What you should do: Report back every line from the entries below in which the word "JSON" occurs.

Data for this task:
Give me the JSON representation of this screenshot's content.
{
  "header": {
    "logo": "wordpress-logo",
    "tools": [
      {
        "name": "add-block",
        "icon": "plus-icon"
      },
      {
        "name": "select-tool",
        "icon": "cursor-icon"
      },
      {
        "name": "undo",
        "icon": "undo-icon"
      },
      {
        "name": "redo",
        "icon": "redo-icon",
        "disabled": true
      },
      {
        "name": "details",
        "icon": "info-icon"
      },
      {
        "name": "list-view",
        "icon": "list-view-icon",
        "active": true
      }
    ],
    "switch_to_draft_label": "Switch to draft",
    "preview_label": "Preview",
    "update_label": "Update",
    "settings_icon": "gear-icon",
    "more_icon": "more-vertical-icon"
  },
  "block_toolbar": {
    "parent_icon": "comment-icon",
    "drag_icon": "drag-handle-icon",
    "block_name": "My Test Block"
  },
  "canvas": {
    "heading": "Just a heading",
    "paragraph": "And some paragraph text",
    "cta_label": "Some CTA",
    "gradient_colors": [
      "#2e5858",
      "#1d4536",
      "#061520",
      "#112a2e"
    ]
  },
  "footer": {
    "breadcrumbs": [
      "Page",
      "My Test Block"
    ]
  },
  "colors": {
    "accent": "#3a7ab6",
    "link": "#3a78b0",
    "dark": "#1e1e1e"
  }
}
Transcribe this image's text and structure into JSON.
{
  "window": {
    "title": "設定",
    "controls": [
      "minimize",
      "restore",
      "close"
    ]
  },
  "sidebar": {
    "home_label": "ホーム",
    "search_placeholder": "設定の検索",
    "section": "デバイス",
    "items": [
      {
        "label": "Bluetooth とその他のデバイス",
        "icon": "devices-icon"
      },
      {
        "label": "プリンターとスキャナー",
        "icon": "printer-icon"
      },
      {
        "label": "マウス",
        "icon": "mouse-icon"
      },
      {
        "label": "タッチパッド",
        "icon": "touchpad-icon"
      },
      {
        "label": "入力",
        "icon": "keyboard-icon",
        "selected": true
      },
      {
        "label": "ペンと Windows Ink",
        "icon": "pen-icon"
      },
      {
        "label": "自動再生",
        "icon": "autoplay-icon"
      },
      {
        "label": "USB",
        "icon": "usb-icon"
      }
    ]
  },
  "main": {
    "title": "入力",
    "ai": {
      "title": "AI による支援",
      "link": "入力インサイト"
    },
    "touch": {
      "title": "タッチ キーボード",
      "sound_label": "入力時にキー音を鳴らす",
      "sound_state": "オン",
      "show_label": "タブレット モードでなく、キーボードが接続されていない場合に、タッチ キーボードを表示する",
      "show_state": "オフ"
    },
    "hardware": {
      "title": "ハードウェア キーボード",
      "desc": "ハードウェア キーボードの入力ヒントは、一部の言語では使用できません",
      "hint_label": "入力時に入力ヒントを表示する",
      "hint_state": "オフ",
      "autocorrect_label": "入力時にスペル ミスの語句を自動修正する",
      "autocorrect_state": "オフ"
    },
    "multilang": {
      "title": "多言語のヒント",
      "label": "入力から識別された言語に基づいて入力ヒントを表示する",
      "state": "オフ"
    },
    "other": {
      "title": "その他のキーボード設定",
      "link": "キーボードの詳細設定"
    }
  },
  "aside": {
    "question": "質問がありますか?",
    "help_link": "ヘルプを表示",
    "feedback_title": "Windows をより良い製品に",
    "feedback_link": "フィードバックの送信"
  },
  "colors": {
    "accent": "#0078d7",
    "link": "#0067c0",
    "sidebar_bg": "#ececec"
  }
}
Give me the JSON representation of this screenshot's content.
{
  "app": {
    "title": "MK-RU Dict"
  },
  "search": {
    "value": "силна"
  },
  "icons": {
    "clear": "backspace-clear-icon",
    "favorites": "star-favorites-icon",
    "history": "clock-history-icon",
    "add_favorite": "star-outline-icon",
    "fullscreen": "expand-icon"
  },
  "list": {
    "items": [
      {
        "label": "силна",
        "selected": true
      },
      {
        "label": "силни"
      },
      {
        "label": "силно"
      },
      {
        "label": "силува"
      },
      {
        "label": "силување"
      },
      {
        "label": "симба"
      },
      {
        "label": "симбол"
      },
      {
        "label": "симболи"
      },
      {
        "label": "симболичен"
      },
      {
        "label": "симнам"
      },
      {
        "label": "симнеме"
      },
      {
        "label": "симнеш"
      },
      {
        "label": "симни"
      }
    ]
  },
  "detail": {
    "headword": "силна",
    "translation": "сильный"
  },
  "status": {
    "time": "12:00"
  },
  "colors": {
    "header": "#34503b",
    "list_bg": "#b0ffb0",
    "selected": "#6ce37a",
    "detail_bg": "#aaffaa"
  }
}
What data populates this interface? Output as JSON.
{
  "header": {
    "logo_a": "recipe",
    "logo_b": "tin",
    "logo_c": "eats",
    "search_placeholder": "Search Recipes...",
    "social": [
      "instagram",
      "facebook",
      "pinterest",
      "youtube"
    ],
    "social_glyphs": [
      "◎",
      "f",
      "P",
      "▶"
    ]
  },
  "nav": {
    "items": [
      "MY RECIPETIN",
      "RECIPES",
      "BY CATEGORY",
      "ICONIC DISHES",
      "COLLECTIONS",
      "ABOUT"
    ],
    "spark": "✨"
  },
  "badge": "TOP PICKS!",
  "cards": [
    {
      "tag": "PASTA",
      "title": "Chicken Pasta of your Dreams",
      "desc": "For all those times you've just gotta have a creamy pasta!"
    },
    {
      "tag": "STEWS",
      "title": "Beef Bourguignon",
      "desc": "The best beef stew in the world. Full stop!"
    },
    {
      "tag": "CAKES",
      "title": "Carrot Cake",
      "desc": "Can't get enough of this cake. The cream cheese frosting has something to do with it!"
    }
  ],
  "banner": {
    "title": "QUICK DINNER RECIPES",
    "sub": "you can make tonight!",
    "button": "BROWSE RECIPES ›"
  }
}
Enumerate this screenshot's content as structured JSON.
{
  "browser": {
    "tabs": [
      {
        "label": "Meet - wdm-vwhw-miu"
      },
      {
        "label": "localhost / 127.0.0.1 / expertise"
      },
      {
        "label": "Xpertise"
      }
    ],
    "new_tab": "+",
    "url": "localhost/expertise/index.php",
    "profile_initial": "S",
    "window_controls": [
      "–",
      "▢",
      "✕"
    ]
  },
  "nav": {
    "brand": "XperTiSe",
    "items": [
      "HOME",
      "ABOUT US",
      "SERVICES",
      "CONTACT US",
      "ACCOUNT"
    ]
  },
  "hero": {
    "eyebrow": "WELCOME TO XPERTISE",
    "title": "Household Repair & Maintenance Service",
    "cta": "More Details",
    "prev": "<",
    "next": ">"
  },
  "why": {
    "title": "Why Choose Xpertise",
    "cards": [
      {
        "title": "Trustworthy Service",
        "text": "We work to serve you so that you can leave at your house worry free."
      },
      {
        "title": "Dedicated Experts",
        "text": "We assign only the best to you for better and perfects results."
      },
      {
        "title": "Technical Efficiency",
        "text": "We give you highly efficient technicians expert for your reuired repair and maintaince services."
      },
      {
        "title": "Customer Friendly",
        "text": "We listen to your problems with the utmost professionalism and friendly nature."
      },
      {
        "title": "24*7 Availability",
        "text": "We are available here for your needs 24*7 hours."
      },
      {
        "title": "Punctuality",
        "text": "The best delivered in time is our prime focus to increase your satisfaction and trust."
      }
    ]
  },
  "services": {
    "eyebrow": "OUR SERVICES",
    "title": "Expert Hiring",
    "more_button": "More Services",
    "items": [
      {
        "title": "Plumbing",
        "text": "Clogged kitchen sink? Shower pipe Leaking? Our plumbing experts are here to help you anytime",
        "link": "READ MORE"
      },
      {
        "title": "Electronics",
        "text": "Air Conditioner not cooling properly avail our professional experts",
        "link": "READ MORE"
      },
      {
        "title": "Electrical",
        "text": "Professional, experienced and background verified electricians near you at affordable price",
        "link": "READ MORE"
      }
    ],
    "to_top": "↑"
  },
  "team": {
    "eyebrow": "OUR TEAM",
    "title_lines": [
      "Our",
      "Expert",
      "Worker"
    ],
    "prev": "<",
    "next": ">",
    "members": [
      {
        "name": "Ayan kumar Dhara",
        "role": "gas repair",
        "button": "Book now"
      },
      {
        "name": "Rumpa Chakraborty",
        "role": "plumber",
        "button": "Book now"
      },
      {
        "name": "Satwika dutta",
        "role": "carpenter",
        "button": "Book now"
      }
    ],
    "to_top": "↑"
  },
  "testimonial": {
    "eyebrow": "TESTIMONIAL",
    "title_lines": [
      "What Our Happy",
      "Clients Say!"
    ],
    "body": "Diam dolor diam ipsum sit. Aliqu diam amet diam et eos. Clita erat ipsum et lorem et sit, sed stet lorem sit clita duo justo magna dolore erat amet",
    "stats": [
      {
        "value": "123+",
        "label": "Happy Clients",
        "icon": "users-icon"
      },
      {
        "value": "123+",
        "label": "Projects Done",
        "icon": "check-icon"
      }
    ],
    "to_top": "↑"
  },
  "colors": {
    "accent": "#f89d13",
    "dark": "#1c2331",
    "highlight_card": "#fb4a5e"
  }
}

Problem solution:
Give me the JSON representation of this screenshot's content.
Transcribe this image's text and structure into JSON.
Give me the JSON representation of this screenshot's content.
What data populates this interface? Output as JSON.
Enumerate this screenshot's content as structured JSON.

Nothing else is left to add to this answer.